Karen Harries-Rees/London, UK
The chemical industry and its customers are at odds in the way they view risk, delegates were told at the UK Chemical Industries Association (CIA) business issues conference in London, UK.
Paul Wilkes, head of regulatory affairs for The Body Shop International, told delegates that retailers, such as The Body Shop, focus on immediate hazards, while chemists and the chemical industry take a longer term risk-management approach.
The public is increasingly risk-averse, he said, and sales of the company's cosmetics drop immediately following a media scare on chemicals. If there is an alternative chemical that can be used, the company will swap to it, he added.
For instance, some phthalates are banned in cosmetics. While phthalates are not added intentionally, said Wilkes, they can be found at parts per million concentrations in cosmetics. To a non-governmental organisation (NGO) this is indefensible, he said. 'They will say we haven't got quality control in our factories.

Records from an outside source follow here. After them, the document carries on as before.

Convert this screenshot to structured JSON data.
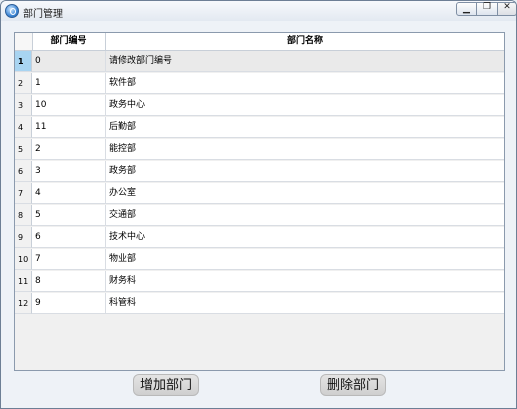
{
  "window": {
    "title": "部门管理"
  },
  "table": {
    "columns": [
      "部门编号",
      "部门名称"
    ],
    "rows": [
      {
        "num": "1",
        "id": "0",
        "name": "请修改部门编号",
        "selected": true
      },
      {
        "num": "2",
        "id": "1",
        "name": "软件部"
      },
      {
        "num": "3",
        "id": "10",
        "name": "政务中心"
      },
      {
        "num": "4",
        "id": "11",
        "name": "后勤部"
      },
      {
        "num": "5",
        "id": "2",
        "name": "能控部"
      },
      {
        "num": "6",
        "id": "3",
        "name": "政务部"
      },
      {
        "num": "7",
        "id": "4",
        "name": "办公室"
      },
      {
        "num": "8",
        "id": "5",
        "name": "交通部"
      },
      {
        "num": "9",
        "id": "6",
        "name": "技术中心"
      },
      {
        "num": "10",
        "id": "7",
        "name": "物业部"
      },
      {
        "num": "11",
        "id": "8",
        "name": "财务科"
      },
      {
        "num": "12",
        "id": "9",
        "name": "科管科"
      }
    ]
  },
  "buttons": {
    "add": "增加部门",
    "delete": "删除部门"
  }
}
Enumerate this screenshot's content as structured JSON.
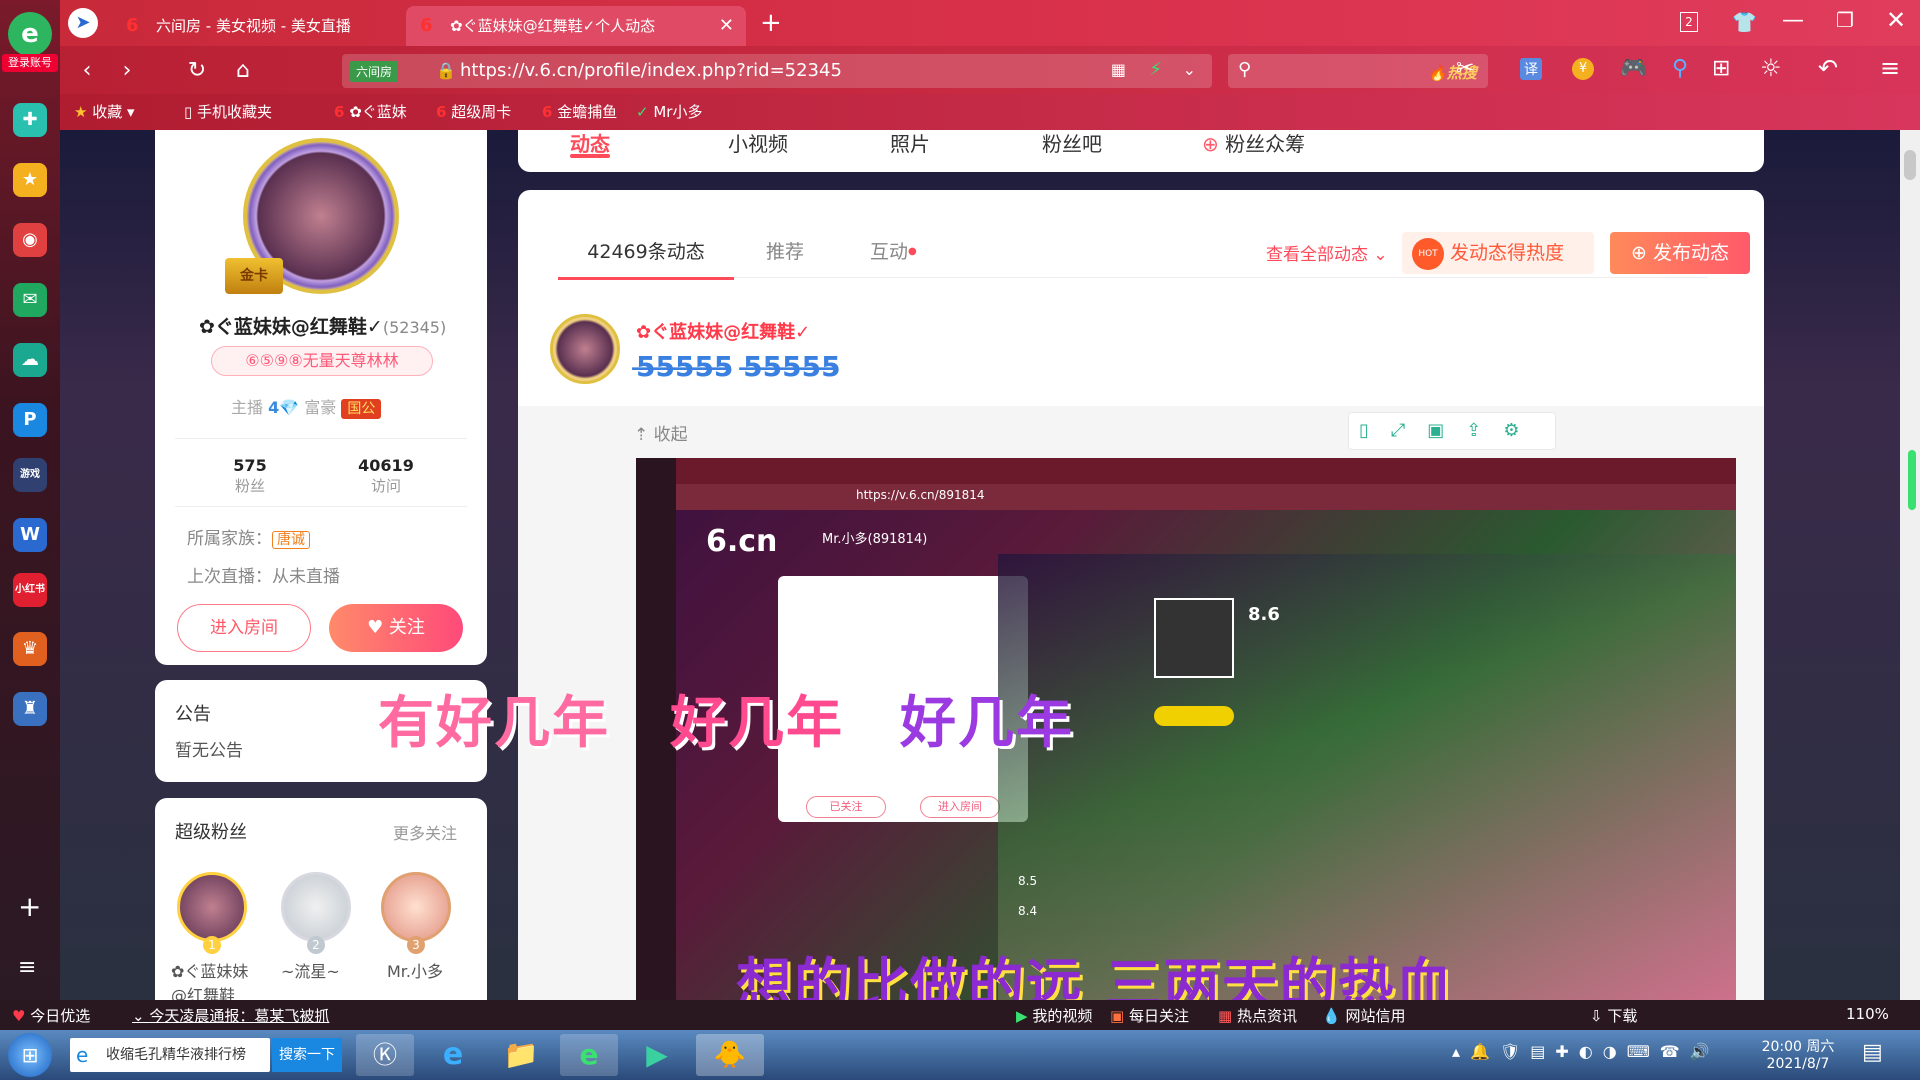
{
  "sidebar": {
    "login": "登录账号",
    "items": [
      "add-icon",
      "menu-icon"
    ]
  },
  "tabs": [
    {
      "label": "六间房 - 美女视频 - 美女直播",
      "active": false
    },
    {
      "label": "✿ぐ蓝妹妹@红舞鞋✓个人动态",
      "active": true
    }
  ],
  "address": {
    "tag": "六间房",
    "url": "https://v.6.cn/profile/index.php?rid=52345"
  },
  "search": {
    "hot": "热搜"
  },
  "toolbar": {
    "translate": "译"
  },
  "bookmarks": [
    "收藏",
    "手机收藏夹",
    "✿ぐ蓝妹",
    "超级周卡",
    "金蟾捕鱼",
    "Mr小多"
  ],
  "profile": {
    "name": "✿ぐ蓝妹妹@红舞鞋✓",
    "rid": "(52345)",
    "title": "⑥⑤⑨⑧无量天尊林林",
    "anchor_label": "主播",
    "anchor_level": "4",
    "rich_label": "富豪",
    "rich_badge": "国公",
    "fans_count": "575",
    "fans_label": "粉丝",
    "visits_count": "40619",
    "visits_label": "访问",
    "family_label": "所属家族：",
    "family": "唐诚",
    "last_live": "上次直播：从未直播",
    "enter_room": "进入房间",
    "follow": "关注",
    "frame_badge": "金卡"
  },
  "announcement": {
    "title": "公告",
    "text": "暂无公告"
  },
  "super_fans": {
    "title": "超级粉丝",
    "more": "更多关注",
    "fans": [
      {
        "rank": "1",
        "name": "✿ぐ蓝妹妹@红舞鞋"
      },
      {
        "rank": "2",
        "name": "~流星~"
      },
      {
        "rank": "3",
        "name": "Mr.小多"
      }
    ]
  },
  "top_tabs": [
    "动态",
    "小视频",
    "照片",
    "粉丝吧",
    "粉丝众筹"
  ],
  "feed": {
    "tabs": [
      "42469条动态",
      "推荐",
      "互动"
    ],
    "view_all": "查看全部动态",
    "heat_button": "发动态得热度",
    "hot_badge": "HOT",
    "post_button": "发布动态",
    "post_author": "✿ぐ蓝妹妹@红舞鞋✓",
    "post_body": "5̶5̶5̶5̶5̶ 5̶5̶5̶5̶5̶",
    "collapse": "收起"
  },
  "video": {
    "inner_url": "https://v.6.cn/891814",
    "inner_user": "Mr.小多",
    "inner_user_id": "(891814)",
    "rating1": "8.6",
    "rating2": "8.5",
    "rating3": "8.4",
    "follow_inner": "已关注",
    "enter_inner": "进入房间"
  },
  "subtitles": {
    "line1_a": "有好几年",
    "line1_b": "好几年",
    "line1_c": "好几年",
    "line2": "想的比做的远 三两天的热血"
  },
  "statusbar": {
    "news1": "今日优选",
    "news2": "今天凌晨通报：葛某飞被抓",
    "my_video": "我的视频",
    "daily": "每日关注",
    "hot_news": "热点资讯",
    "speed": "网站信用",
    "download": "下载",
    "zoom": "110%"
  },
  "taskbar": {
    "search_text": "收缩毛孔精华液排行榜",
    "search_btn": "搜索一下",
    "time": "20:00 周六",
    "date": "2021/8/7"
  },
  "colors": {
    "accent": "#ff4a5a",
    "tab_red": "#d8304a",
    "follow_pink": "#ff5a7a",
    "orange": "#ff7a4a"
  }
}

NGOs won't listen to a risk-based approach.'
He also emphasised the need to communicate throughout the supply chain. 'Getting communication right is very time consuming but it is very important,' he said. The Body Shop needs to meet both the legislative requirements in the countries where its cosmetics are sold and its customers' expectations of the brand.
To do this, the information it needs from suppliers includes whether the raw material contains chemicals of concern, the outline of the synthesis process, and inputs and outputs to the environment.
Judith Hackitt, director general of the CIA, welcomed this information, saying 'the clearer you can be for industry on what you want, the better that is for the industry.'